* _Problem to solve_
What is needed is an exact copy of the whole listing below, with no pictures.

○ ○ ○ ○

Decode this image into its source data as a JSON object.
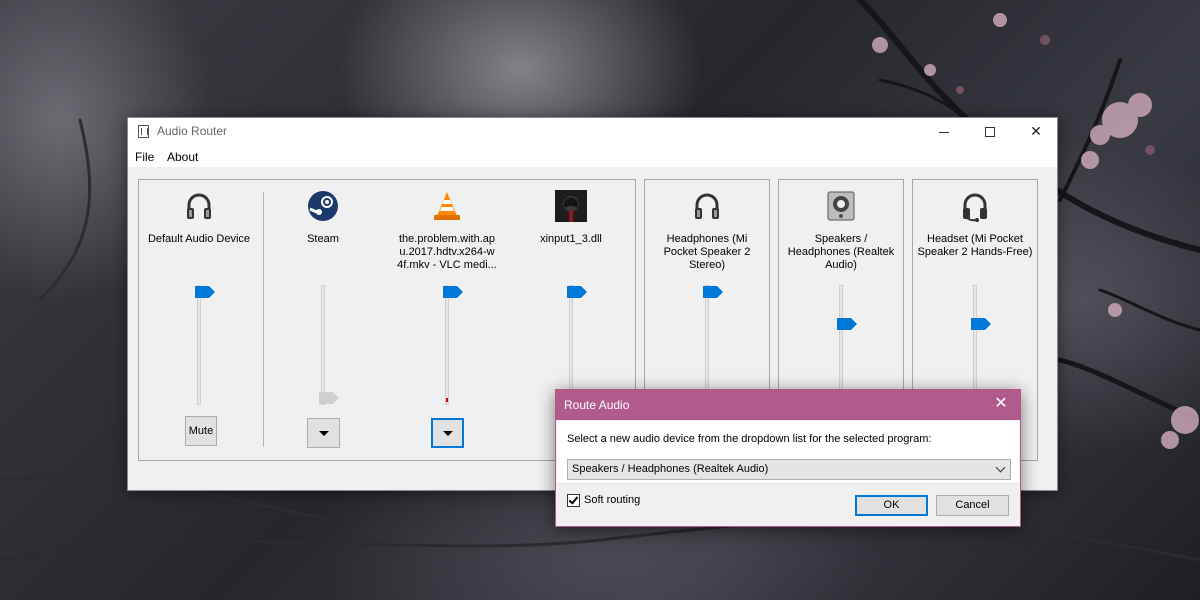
{
  "window": {
    "title": "Audio Router",
    "icon": "app-icon",
    "controls": {
      "minimize": "minimize-icon",
      "maximize": "maximize-icon",
      "close": "✕"
    }
  },
  "menu": {
    "items": [
      "File",
      "About"
    ]
  },
  "default_device": {
    "label": "Default Audio Device",
    "icon": "headphones-icon",
    "volume": 1.0,
    "mute_label": "Mute"
  },
  "programs": [
    {
      "label": "Steam",
      "icon": "steam-icon",
      "volume": 0.0,
      "route_icon": "dropdown-arrow-icon"
    },
    {
      "label": "the.problem.with.ap u.2017.hdtv.x264-w 4f.mkv - VLC medi...",
      "icon": "vlc-cone-icon",
      "volume": 1.0,
      "route_icon": "dropdown-arrow-icon"
    },
    {
      "label": "xinput1_3.dll",
      "icon": "app-avatar-icon",
      "volume": 1.0
    }
  ],
  "devices": [
    {
      "label": "Headphones (Mi Pocket Speaker 2 Stereo)",
      "icon": "headphones-icon",
      "volume": 1.0
    },
    {
      "label": "Speakers / Headphones (Realtek Audio)",
      "icon": "speaker-icon",
      "volume": 0.7
    },
    {
      "label": "Headset (Mi Pocket Speaker 2 Hands-Free)",
      "icon": "headset-icon",
      "volume": 0.7
    }
  ],
  "dialog": {
    "title": "Route Audio",
    "close": "✕",
    "instruction": "Select a new audio device from the dropdown list for the selected program:",
    "selected_device": "Speakers / Headphones (Realtek Audio)",
    "soft_routing_label": "Soft routing",
    "soft_routing_checked": true,
    "ok_label": "OK",
    "cancel_label": "Cancel"
  },
  "colors": {
    "accent": "#0078d7",
    "dialog_title": "#b15b8d",
    "window_bg": "#f0f0f0"
  }
}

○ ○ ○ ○

* _Exercise answer_
Decode this image into its source data as a JSON object.
{
  "window": {
    "title": "Audio Router",
    "icon": "app-icon",
    "controls": {
      "minimize": "minimize-icon",
      "maximize": "maximize-icon",
      "close": "✕"
    }
  },
  "menu": {
    "items": [
      "File",
      "About"
    ]
  },
  "default_device": {
    "label": "Default Audio Device",
    "icon": "headphones-icon",
    "volume": 1.0,
    "mute_label": "Mute"
  },
  "programs": [
    {
      "label": "Steam",
      "icon": "steam-icon",
      "volume": 0.0,
      "route_icon": "dropdown-arrow-icon"
    },
    {
      "label": "the.problem.with.ap u.2017.hdtv.x264-w 4f.mkv - VLC medi...",
      "icon": "vlc-cone-icon",
      "volume": 1.0,
      "route_icon": "dropdown-arrow-icon"
    },
    {
      "label": "xinput1_3.dll",
      "icon": "app-avatar-icon",
      "volume": 1.0
    }
  ],
  "devices": [
    {
      "label": "Headphones (Mi Pocket Speaker 2 Stereo)",
      "icon": "headphones-icon",
      "volume": 1.0
    },
    {
      "label": "Speakers / Headphones (Realtek Audio)",
      "icon": "speaker-icon",
      "volume": 0.7
    },
    {
      "label": "Headset (Mi Pocket Speaker 2 Hands-Free)",
      "icon": "headset-icon",
      "volume": 0.7
    }
  ],
  "dialog": {
    "title": "Route Audio",
    "close": "✕",
    "instruction": "Select a new audio device from the dropdown list for the selected program:",
    "selected_device": "Speakers / Headphones (Realtek Audio)",
    "soft_routing_label": "Soft routing",
    "soft_routing_checked": true,
    "ok_label": "OK",
    "cancel_label": "Cancel"
  },
  "colors": {
    "accent": "#0078d7",
    "dialog_title": "#b15b8d",
    "window_bg": "#f0f0f0"
  }
}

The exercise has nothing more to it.